News / 14 June 2021
Concerns about a new airport in vulnerable Manila Bay
In Manila Bay, a vulnerable coastal area next to the Philippine capital city, a new airport is being planned, with involvement of the Dutch water sector. Local civil society organisations raised their concerns about this airport, which has large impact on the lives of local residents and on the ecosystem.
News / 26 July 2021
CSOs call upon Dutch government not to support destructive land reclamation in Manila Bay
Both ENDS, together with nine other parties has expressed their concern on the development of a new airport off the coast in Manila Bay, Philippines, where the Dutch company Royal Boskalis Westminster has been contracted for the land development. In a joint letter of concern, different organisations and stakeholders describe the alarming situation around this contested airport that will be built on newly reclaimed land.

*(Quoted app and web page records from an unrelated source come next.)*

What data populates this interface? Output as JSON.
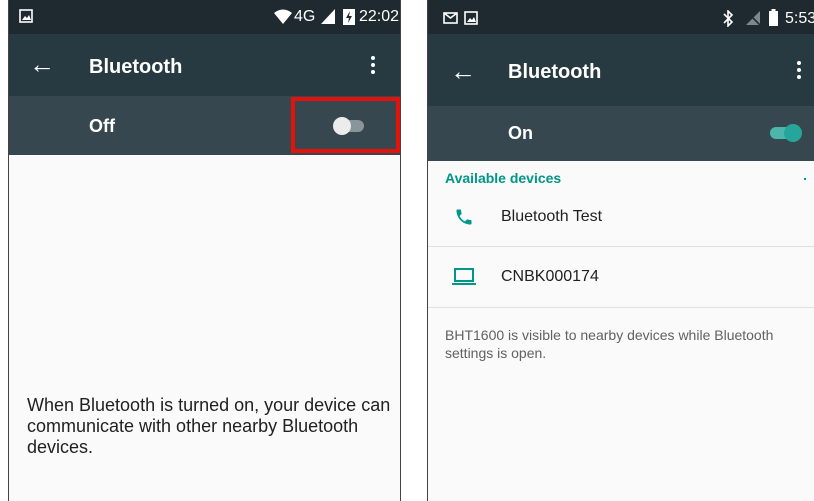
{
  "left_screen": {
    "status_bar": {
      "icons": [
        "image-icon",
        "wifi-icon",
        "signal-icon",
        "battery-charging-icon"
      ],
      "network": "4G",
      "time": "22:02"
    },
    "app_bar": {
      "title": "Bluetooth",
      "back_icon": "arrow-back-icon",
      "menu_icon": "more-vert-icon"
    },
    "switch": {
      "label": "Off",
      "state": "off",
      "highlighted": true
    },
    "empty_message": "When Bluetooth is turned on, your device can communicate with other nearby Bluetooth devices."
  },
  "right_screen": {
    "status_bar": {
      "icons": [
        "email-icon",
        "image-icon",
        "bluetooth-icon",
        "signal-icon",
        "battery-icon"
      ],
      "time": "5:53"
    },
    "app_bar": {
      "title": "Bluetooth",
      "back_icon": "arrow-back-icon",
      "menu_icon": "more-vert-icon"
    },
    "switch": {
      "label": "On",
      "state": "on"
    },
    "section_header": "Available devices",
    "devices": [
      {
        "name": "Bluetooth Test",
        "icon": "phone-icon"
      },
      {
        "name": "CNBK000174",
        "icon": "laptop-icon"
      }
    ],
    "footer": "BHT1600 is visible to nearby devices while Bluetooth settings is open."
  },
  "colors": {
    "status_bar": "#1e2a30",
    "app_bar": "#283a41",
    "switch_bar": "#37474f",
    "accent": "#009688",
    "highlight": "#e3120b"
  }
}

External link / 28 November 2017
Video: Getting control over natural resources: the Negotiated Approach
News / 2 July 2019
Indonesia: Women’s Right to Water
The water quality of East Java's largest river, the Brantas River, is increasingly deteriorating due to a combination of industrial and household waste. This environmental pollution has a disproportionate impact on women. Yet, their participation in decision-making remains lacking. ECOTON is working to improve the situation.
News / 30 September 2021
Agroecology in Kenya: fighting water pollution while securing food production
About 75% of Kenyans earn all or part of their income from the agriculture sector which accounts for 33% of the country's Gross Domestic Product (GDP). However, agricultural productivity has stagnated in recent years. Various factors have contributed to low agricultural productivity, including an overall decline in soil fertility because of the continuous removal of nutrients by crops; poor farming practices; land degradation and overuse/misuse of synthetic fertilizers that acidify the soil. The solution against these problems is: agroecology.